Below the cape the buried lady wore a shirt with bodice of undyed silk taffeta with very long sleeves completely covering the hands, Fig. 23. The lower part of
the sleeves is adorned with a thin red silk damask in plain weave and twill, with a
pattern of rows of zig-zag lines attached to ribs between which are both diamonds and human figures of a highly geometrized shape, Pl. 16 : 9, (this photograph was
taken with translucent light). The pattern has a general likeness to Han dynasty tiles with simple geometric ornaments and with Han silks in general. Below this part the sleeves have an edging of plain green silk.
The ornamentation of the front part of the bodice consists of a red silk strip running round the neck and along the opening in front. This strip is followed by a silk
ribbon in warp-rib weave, 4 cm. wide, with three similar parallel borders in dif fer-
ent shades of buff, each having a lion in a field with reversed colours. The outer border of this ribbon shows distinctly, because the colours are here red and white,
Pl. 16: 1. The shape of the lions is not very naturalistic and not so well executed as those on the lion border on a shoe among STEIN'S finds (Stein 1928, Pl. XLII, L. H. 04). The right part of the front apparently overlapped the left part, as the latter has a shorter "lion-ribbon" than the former.
In a loose ribbon at the right hip were tied a pair of iron scissors, or more correctly shears as it is made in one piece, Pl. 16: 2. The description of a pair of

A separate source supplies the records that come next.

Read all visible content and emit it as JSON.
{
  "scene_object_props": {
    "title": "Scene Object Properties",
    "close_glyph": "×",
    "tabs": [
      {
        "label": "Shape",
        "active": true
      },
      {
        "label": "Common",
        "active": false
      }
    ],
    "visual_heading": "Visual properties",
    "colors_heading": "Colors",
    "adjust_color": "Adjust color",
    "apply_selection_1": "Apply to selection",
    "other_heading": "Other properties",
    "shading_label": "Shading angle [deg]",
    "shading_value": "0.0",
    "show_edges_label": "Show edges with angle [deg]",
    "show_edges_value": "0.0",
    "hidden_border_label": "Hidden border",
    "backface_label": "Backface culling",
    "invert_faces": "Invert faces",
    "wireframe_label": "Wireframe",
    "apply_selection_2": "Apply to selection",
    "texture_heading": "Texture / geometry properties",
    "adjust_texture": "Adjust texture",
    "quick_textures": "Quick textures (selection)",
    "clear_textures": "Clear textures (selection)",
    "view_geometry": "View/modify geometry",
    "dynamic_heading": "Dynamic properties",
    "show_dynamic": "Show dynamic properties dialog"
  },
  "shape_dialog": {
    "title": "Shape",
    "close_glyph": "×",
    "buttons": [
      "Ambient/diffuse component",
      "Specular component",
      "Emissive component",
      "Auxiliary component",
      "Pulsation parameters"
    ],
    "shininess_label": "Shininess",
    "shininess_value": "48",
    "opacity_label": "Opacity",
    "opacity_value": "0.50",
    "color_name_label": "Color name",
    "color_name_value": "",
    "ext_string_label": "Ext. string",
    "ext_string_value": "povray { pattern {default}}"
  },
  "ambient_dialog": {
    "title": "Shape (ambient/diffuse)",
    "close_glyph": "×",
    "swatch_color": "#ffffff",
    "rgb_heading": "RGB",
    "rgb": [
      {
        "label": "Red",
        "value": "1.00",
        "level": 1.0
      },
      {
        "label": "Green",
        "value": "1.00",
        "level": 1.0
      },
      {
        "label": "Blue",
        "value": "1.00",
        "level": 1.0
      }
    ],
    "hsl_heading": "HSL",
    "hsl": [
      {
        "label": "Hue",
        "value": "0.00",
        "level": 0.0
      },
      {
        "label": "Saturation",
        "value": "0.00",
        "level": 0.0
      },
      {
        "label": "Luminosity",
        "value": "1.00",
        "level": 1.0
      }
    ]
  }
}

scissors found in the Astana cemetery nearly corresponds to ours (Stein 1928, p. 685, Ast. i. 8.05). A pair of T'ang silver shears in the Asiatic Collections in Berlin also shows the same construction with the limbs crossed over from side to side form- ing a loop (Kümmel, Pl. 95) ; another T'ang specimen is depicted in Katori Pl. 94: 5. This figure-of-eight shape is unknown on European shears; their handles or springs are always open. Our Lop-nor specimen does not correspond absolutely with the T'ang shears referred to and is not necessarily of the same age as these.